Contrary to this, Anand Roy, Executive Director & CMO, Star Health and Allied Insurance said that separate tax certificates would not be given to spouses for paying premium for a single policy. The tax deduction benefit under section 80D can be availed by the proposer, which is limited to one person per policy only. "Also, you can avail the benefit only once per policy cycle," he added.
Eswaranatrajan N, COO & Senior EVP, Kotak General Insurance said, "For one policy we can issue only one certificate. Since the premium amounts are approved by the regulator and only what has been approved can be quoted."
Similarly, Sasikumar Adidamu, CTO, Bajaj Allianz General Insurance said that under one health insurance policy there can be only one proposer. "You and your spouse cannot split the insurance premium amount and claim it separately for taking the deduction because only the person (who is the proposer) paying the premium can claim deduction under section 80D of the Act," he said.
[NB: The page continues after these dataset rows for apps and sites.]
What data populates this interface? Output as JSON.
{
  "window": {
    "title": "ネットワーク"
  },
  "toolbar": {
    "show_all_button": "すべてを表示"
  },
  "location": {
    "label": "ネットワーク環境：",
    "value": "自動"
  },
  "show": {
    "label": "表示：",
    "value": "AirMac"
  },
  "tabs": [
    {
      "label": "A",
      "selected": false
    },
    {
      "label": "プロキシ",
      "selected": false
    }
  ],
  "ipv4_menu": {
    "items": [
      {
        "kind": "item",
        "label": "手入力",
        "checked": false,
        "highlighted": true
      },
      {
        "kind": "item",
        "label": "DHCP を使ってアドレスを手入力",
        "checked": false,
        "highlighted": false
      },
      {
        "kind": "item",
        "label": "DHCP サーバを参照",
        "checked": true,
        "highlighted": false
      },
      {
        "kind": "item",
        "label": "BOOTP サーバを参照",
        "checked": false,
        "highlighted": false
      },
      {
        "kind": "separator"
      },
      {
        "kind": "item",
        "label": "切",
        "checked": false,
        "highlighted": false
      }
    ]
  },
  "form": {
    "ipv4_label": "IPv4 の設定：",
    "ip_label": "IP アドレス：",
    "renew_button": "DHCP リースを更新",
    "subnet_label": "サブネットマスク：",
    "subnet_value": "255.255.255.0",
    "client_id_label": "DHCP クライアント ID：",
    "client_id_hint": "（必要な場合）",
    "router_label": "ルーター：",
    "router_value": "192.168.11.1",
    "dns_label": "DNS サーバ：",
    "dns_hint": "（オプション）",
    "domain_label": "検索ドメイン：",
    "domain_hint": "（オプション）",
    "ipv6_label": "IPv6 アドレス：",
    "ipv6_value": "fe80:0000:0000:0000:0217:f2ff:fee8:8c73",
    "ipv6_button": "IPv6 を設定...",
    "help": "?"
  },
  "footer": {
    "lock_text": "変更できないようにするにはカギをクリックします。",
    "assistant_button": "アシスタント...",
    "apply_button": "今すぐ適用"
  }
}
However, Subrata Mondal, EVP (Underwriting), IFFCO Tokio General Insurance said that the health insurance premium can either be paid by a policyholder or a spouse. "But the person who pays the premium becomes the primary policyholder and the receipt is issued in his or her name. Therefore, considering that there can only be one proposer for a health insurance policy the tax benefit can only be claimed by one individual," he added.
Can only proposer claim tax relief?
According to tax experts, it is not mentioned anywhere in tax laws that one has to be a proposer of policy to pay the premium and claim tax benefit subject to the deduction limit. "There is nothing mentioned in the Act which prohibits claiming the deduction, for payment made (as prescribed), only because the taxpayer is not the proposer of the policy," said Mistry
Shanmuga Prasad, Tax Director, People Advisory Services, EY India, said, "We understand that 'proposer' in terms of insurance would mean the policy owner. However, section 80D of the Act lays down that deduction for the medical insurance premium can be claimed by an individual who pays the premium for self/spouse/dependent children/parents. Also, it does not specifically mention that the taxpayer needs to be the policy owner".
Is it possible to have two proposers in a single policy?
A proposer is merely a policy owner who purchases the policy and pays the premium. Kapil Mehta, CEO, Securenow.in, a Delhi-based insurance broker, said, "You may note that there is no prohibition in law for having more than one proposer. However, still, you may not find the option of making multiple proposers in a health insurance policy as the standard practice followed by the insurer is to have just one proposer. Even the proposal forms also cater to just one proposer."
Points to note
According to tax practitioners, while theoretically you can split the premium and claim the tax benefit separately, practically you may face a problem if any scrutiny arises. In a situation like this, tax-experts say that the health insurer issuing separate tax certificates in the name of spouses is a must. This will help in claiming tax benefit and also, one can keep it as a record for proof.
Rajat Mohan, Partner, AMRG & Associates said technically income tax law requires a payment to be made for permissible insurance policies and in case such payment is supplemented by a tax benefit certificate from the insurance company then taxpayers can claim the benefit on each individual payment against the policy. "Therefore, before you and your spouse make such payments, first you should ask your insurer whether it would issue separate tax certificates for premium payment for a single policy."
Max Bupa Health Insurance, Aditya Birla Health Insurance, Aviva Health Insurance and Royal Sundaram Health Insurance did not respond to this correspondents' queries on the above subject.